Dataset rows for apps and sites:
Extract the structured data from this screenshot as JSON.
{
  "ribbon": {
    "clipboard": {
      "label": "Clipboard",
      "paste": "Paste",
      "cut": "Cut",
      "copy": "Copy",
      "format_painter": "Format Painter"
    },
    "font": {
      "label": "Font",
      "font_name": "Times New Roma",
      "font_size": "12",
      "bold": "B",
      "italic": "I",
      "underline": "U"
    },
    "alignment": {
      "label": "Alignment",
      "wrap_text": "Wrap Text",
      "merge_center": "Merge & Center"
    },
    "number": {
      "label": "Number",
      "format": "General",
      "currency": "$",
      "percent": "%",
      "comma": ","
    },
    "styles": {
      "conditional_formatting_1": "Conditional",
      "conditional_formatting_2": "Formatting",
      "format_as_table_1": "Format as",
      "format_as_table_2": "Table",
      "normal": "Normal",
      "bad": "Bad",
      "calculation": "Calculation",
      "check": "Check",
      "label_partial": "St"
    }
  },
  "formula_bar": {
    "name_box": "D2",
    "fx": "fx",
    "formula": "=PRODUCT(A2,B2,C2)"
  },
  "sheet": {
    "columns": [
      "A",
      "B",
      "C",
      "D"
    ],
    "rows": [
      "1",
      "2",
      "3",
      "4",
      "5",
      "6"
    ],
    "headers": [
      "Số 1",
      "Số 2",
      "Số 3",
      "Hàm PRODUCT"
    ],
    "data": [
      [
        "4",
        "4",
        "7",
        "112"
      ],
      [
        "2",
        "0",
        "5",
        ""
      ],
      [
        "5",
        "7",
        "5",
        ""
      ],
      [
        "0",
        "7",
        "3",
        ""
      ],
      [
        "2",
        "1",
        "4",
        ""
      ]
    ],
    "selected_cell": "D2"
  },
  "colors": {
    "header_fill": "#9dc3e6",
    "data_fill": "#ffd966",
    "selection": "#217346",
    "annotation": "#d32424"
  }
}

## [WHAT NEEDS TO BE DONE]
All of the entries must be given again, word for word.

## [ANSWER BOX]
Extract the structured data from this screenshot as JSON.
{
  "ribbon": {
    "clipboard": {
      "label": "Clipboard",
      "paste": "Paste",
      "cut": "Cut",
      "copy": "Copy",
      "format_painter": "Format Painter"
    },
    "font": {
      "label": "Font",
      "font_name": "Times New Roma",
      "font_size": "12",
      "bold": "B",
      "italic": "I",
      "underline": "U"
    },
    "alignment": {
      "label": "Alignment",
      "wrap_text": "Wrap Text",
      "merge_center": "Merge & Center"
    },
    "number": {
      "label": "Number",
      "format": "General",
      "currency": "$",
      "percent": "%",
      "comma": ","
    },
    "styles": {
      "conditional_formatting_1": "Conditional",
      "conditional_formatting_2": "Formatting",
      "format_as_table_1": "Format as",
      "format_as_table_2": "Table",
      "normal": "Normal",
      "bad": "Bad",
      "calculation": "Calculation",
      "check": "Check",
      "label_partial": "St"
    }
  },
  "formula_bar": {
    "name_box": "D2",
    "fx": "fx",
    "formula": "=PRODUCT(A2,B2,C2)"
  },
  "sheet": {
    "columns": [
      "A",
      "B",
      "C",
      "D"
    ],
    "rows": [
      "1",
      "2",
      "3",
      "4",
      "5",
      "6"
    ],
    "headers": [
      "Số 1",
      "Số 2",
      "Số 3",
      "Hàm PRODUCT"
    ],
    "data": [
      [
        "4",
        "4",
        "7",
        "112"
      ],
      [
        "2",
        "0",
        "5",
        ""
      ],
      [
        "5",
        "7",
        "5",
        ""
      ],
      [
        "0",
        "7",
        "3",
        ""
      ],
      [
        "2",
        "1",
        "4",
        ""
      ]
    ],
    "selected_cell": "D2"
  },
  "colors": {
    "header_fill": "#9dc3e6",
    "data_fill": "#ffd966",
    "selection": "#217346",
    "annotation": "#d32424"
  }
}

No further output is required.